Special Issue: Remembering Katrina, Looking Ahead
The seventh anniversary of Hurricane Katrina presents an opportunity to reflect on the progress the U.S. has made in disaster preparedness. While we have taken tremendous strides in our collective readiness, more work must be done to strengthen the capacity of communities to effectively respond to and recover from disasters.
New momentum in “community resilience” offers a way to engage diverse stakeholders in coordinated efforts. This special issue of Focus on Community Resilience features insights, research, and tools that can help us better respond to, prepare for, and recover from the disasters that affect us all.
In this episode, Admiral Thad Allen discusses the critical questions confronting the field of community resilience, including where we should focus our research and analysis.
RAND researchers supported the development of Louisiana's draft 2012 master plan to guide state investment in coastal protection. This includes a new hurricane flood risk model to assess strategies to reduce flood damage and a planning framework and decision support tool that compares risks associated with various land-building projects.
Since Hurricane Katrina touched down in New Orleans seven years ago, RAND and our colleagues have examined the lessons learned from the storm. These analyses have highlighted:
- the effects of disasters on schools and families
- gaps in the coordination and financing of disaster case management services
- the essential role of nongovernmental organizations in supporting disaster recovery.
The Transformation of a School System
Household Structure and Social Vulnerability: Lessons from Hurricane Katrina
Navigating the Road to Recovery
The Nongovernmental Sector in Disaster Resilience

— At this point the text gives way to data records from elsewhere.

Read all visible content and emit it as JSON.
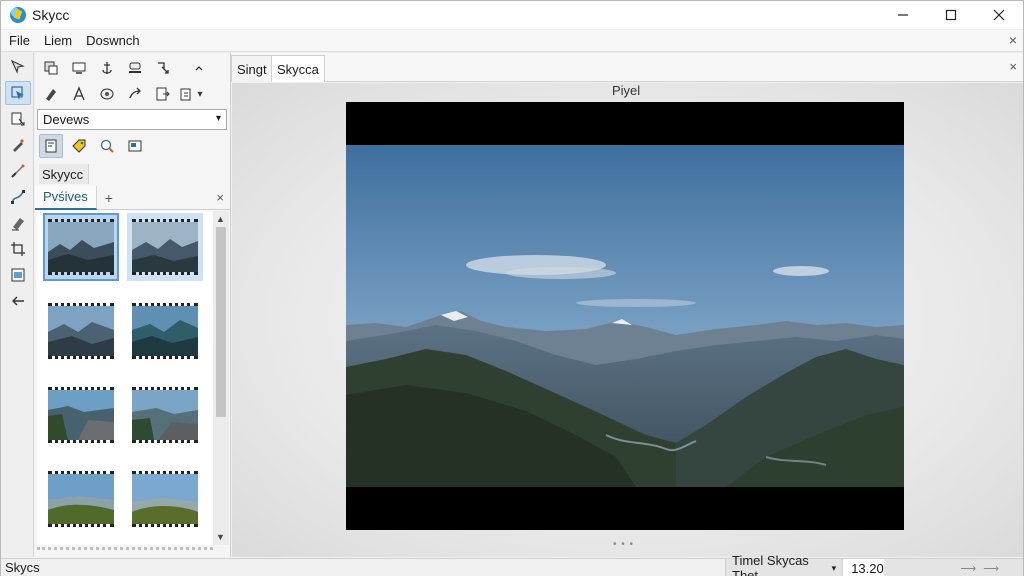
{
  "window": {
    "title": "Skycc",
    "controls": {
      "minimize": "—",
      "maximize": "☐",
      "close": "✕"
    }
  },
  "menu": {
    "items": [
      "File",
      "Liem",
      "Doswnch"
    ],
    "close": "×"
  },
  "left_toolbar": {
    "tools": [
      "select-arrow",
      "direct-select",
      "text-insert",
      "pen",
      "brush",
      "path",
      "eraser",
      "crop",
      "layers",
      "back-arrow"
    ],
    "active_index": 1
  },
  "side_panel": {
    "tool_rows": {
      "row1": [
        "copy",
        "frame",
        "anchor",
        "stamp",
        "transform"
      ],
      "row2": [
        "pen",
        "type",
        "lens",
        "share",
        "export",
        "duplicate"
      ],
      "row3": [
        "panel",
        "tag",
        "search-globe",
        "window"
      ]
    },
    "dropdown": {
      "value": "Devews"
    },
    "section_label": "Skyycc",
    "tabs": {
      "active": "Pvśives",
      "add": "+",
      "close": "×"
    },
    "thumbnails": [
      {
        "scene": "mountains-dusk",
        "selected": true
      },
      {
        "scene": "mountains-dusk",
        "selected": true
      },
      {
        "scene": "mountains-blue",
        "selected": false
      },
      {
        "scene": "mountains-teal",
        "selected": false
      },
      {
        "scene": "road-forest",
        "selected": false
      },
      {
        "scene": "road-bay",
        "selected": false
      },
      {
        "scene": "meadow-sky",
        "selected": false
      },
      {
        "scene": "meadow-hill",
        "selected": false
      }
    ],
    "scroll": {
      "up": "▲",
      "down": "▼"
    }
  },
  "document": {
    "tabs": [
      {
        "label": "Singt",
        "active": false
      },
      {
        "label": "Skycca",
        "active": true
      }
    ],
    "close": "×",
    "canvas_title": "Piyel",
    "canvas_dots": "• • •"
  },
  "status": {
    "left": "Skycs",
    "select_label": "Timel Skycas Thet",
    "select_arrow": "▾",
    "zoom": "13.20",
    "slider": "⟶ ⟶"
  },
  "colors": {
    "selection": "#5a9bd4",
    "accent": "#2b6ea0",
    "sky": "#5e87b2",
    "mountain": "#2c3a44"
  }
}
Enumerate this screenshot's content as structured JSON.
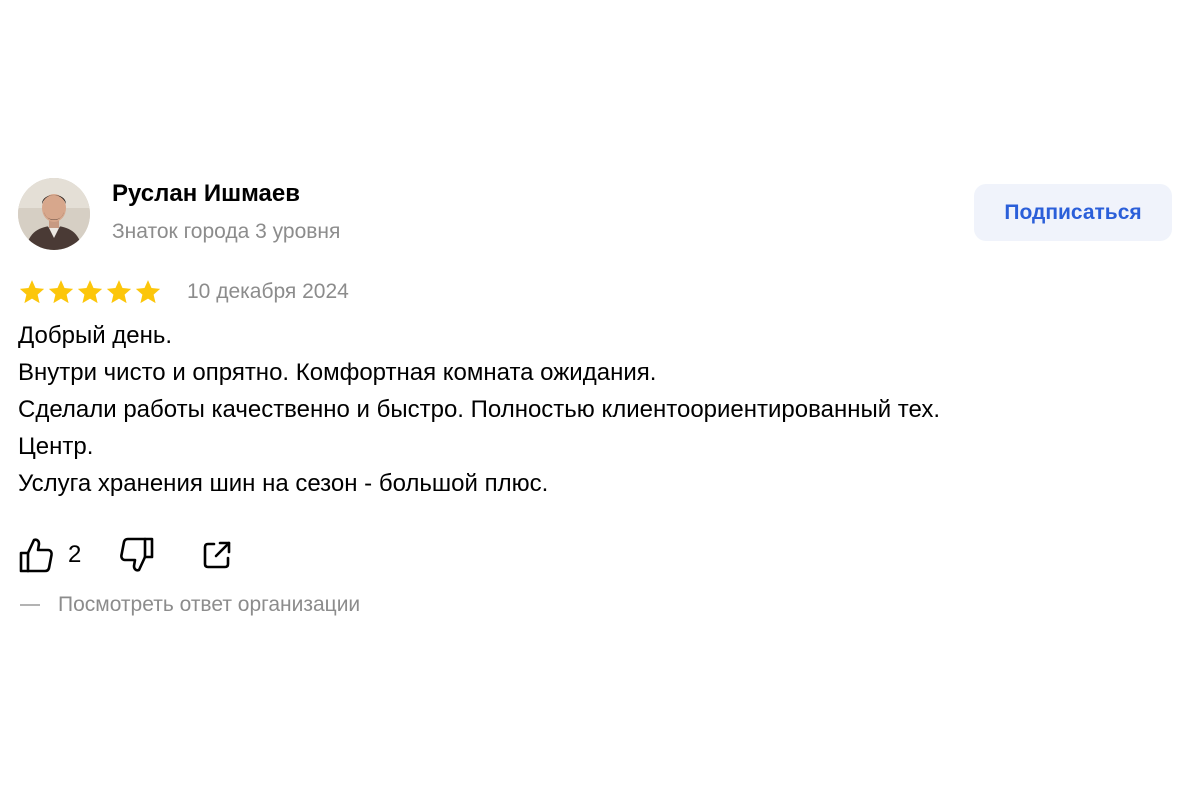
{
  "author": {
    "name": "Руслан Ишмаев",
    "level": "Знаток города 3 уровня"
  },
  "subscribe": {
    "label": "Подписаться"
  },
  "review": {
    "rating": 5,
    "rating_max": 5,
    "date": "10 декабря 2024",
    "lines": [
      "Добрый день.",
      "Внутри чисто и опрятно. Комфортная комната ожидания.",
      "Сделали работы качественно и быстро. Полностью клиентоориентированный тех.",
      "Центр.",
      "Услуга хранения шин на сезон - большой плюс."
    ]
  },
  "actions": {
    "like_icon": "thumbs-up-icon",
    "like_count": "2",
    "dislike_icon": "thumbs-down-icon",
    "share_icon": "share-icon"
  },
  "org_response": {
    "label": "Посмотреть ответ организации"
  },
  "colors": {
    "star": "#fcc60b",
    "accent": "#2b5fd9",
    "button_bg": "#f0f3fb",
    "muted_text": "#8c8c8c"
  }
}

The Role of Nongovernmental Organizations in Long-Term Human Recovery After Disaster
Tools & Resources
Increasingly, community leaders are being asked to develop local strategies for building resilience to disasters. These strategies must include government and nongovernment stakeholders who may be part of local emergency planning committees or related community planning teams. This roadmap outlines eight “levers” of resilience, or means of achieving community resilience:
Promote pre- and post-incident population health, including behavioral health
Ensure access to high-quality health, behavioral health, and social services
Ensure ongoing information to the public about preparedness, risks, and resources before, during, and after a disaster
Promote participatory decisionmaking in planning, response and recovery activities
Enable and support individuals and communities to assume responsibility for their preparedness
Develop strong partnerships within and between government and nongovernmental organizations
Collect, analyze, and utilize data on building community resilience
Leverage resources for multiple use and maximum effectiveness
Web-Based Training on Building Community Resilience
To provide more concrete information on planning elements and processes for building community resilience, RAND is developing a web-based training module that will introduce a 10-item community resilience planning checklist. RAND will release the final module this fall, 2012.
Frequently Asked Questions
Does community resilience require a lot of new resources or operational changes for my department / program?
There is great synergy among what government agencies, community businesses, and nonprofits already do to maintain the health and well-being of the population and what these organizations can do to support the ongoing resilience of a community to large-scale disasters.
A public health department can integrate tips about emergency preparedness into its existing community outreach programs (e.g., campaigns to increase vaccination uptake). A business already engaged in social entrepreneurism can use this model to create smart rebuilding plans after a disaster.
It is not always about doing more—it is about achieving greater alignment.